Asteroid belts cause disturbance within the solar system in the same way as a "snow globe", it has been revealed.

Researchers at the Harvard-Smithsonian Center for Astrophysics have unveiled a study on the riotous history of the solar system.

According to the study, giant planets migrated in and out of the solar system, dispersing debris far and wide. Clues to this unruly past come from the asteroid belt.

Francesca DeMeo, a Hubble postdoctoral fellow at the Harvard-Smithsonian Center for Astrophysics, said: "We found that the giant planets shook up the asteroids like flakes in a snow globe."

The main asteroid belt is comprised of millions of minor planets, circling the Sun between the orbits of Jupiter and Mars. Originally, it was thought the asteroids were parts of a planet that was prevented from fully forming because of the gravity surrounding Jupiter and its orbit.

In the early days of the solar system, giant planets migrated inwards and outwards, potentially moving Jupiter closer to the sun, in the area where Mars in currently located. This process wiped the asteroid belt free of debris, leaving around 1% of its original population.

The planets stirred the solar system, moving objects from around the sun and Neptune all into the main asteroid belt. The belt, as a result, is a collection of objects from all over.

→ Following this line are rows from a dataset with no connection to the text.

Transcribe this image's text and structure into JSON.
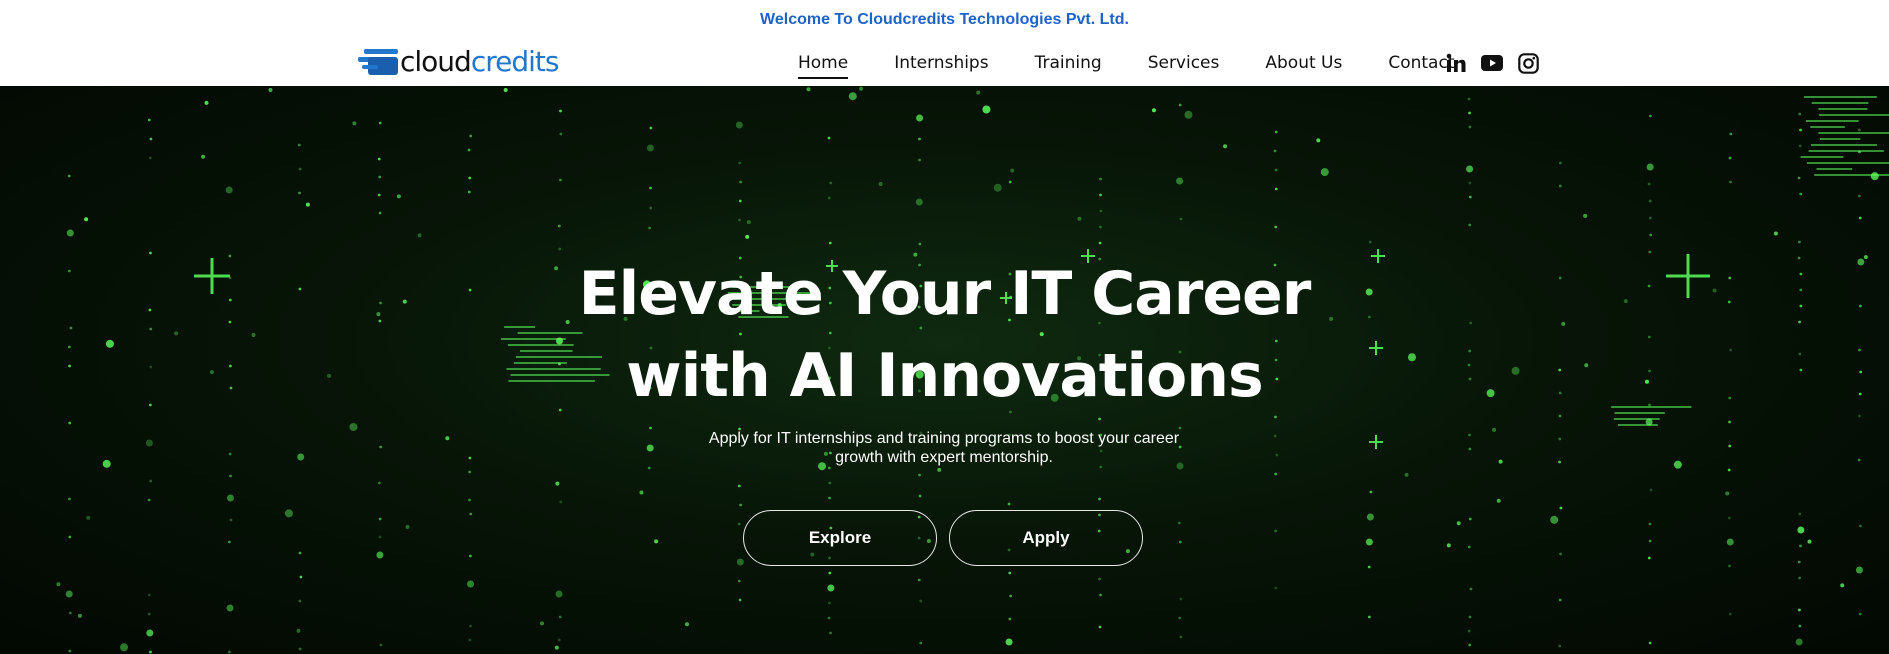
{
  "welcome": "Welcome To Cloudcredits Technologies Pvt. Ltd.",
  "logo": {
    "part1": "cloud",
    "part2": "credits"
  },
  "nav": {
    "items": [
      {
        "label": "Home",
        "active": true
      },
      {
        "label": "Internships"
      },
      {
        "label": "Training"
      },
      {
        "label": "Services"
      },
      {
        "label": "About Us"
      },
      {
        "label": "Contact"
      }
    ]
  },
  "social": [
    "linkedin-icon",
    "youtube-icon",
    "instagram-icon"
  ],
  "hero": {
    "title_line1": "Elevate Your IT Career",
    "title_line2": "with AI Innovations",
    "subtitle_line1": "Apply for IT internships and training programs to boost your career",
    "subtitle_line2": "growth with expert mentorship.",
    "explore_label": "Explore",
    "apply_label": "Apply"
  },
  "colors": {
    "brand_blue": "#2277cc",
    "welcome_blue": "#1e63c8",
    "matrix_green": "#5cff5c"
  }
}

The composition of thousands of asteroids examined using date from the Sloan Digital Sky Survey, confirmed the asteroids were an amalgamation of different objects.

It is believed that asteroids striking Earth delivered the water now filling the planet's oceans and seas. If this is true, the movement of the migrating planets may have been fundamental in bringing the asteroids to Earth.

As a result, the issue of other Earth-like planets comes to light. An exoplanet with similar qualities to Earth may require a shower of asteroids to bring water and make it habitable, which may make habitable planets even rarer than initially thought.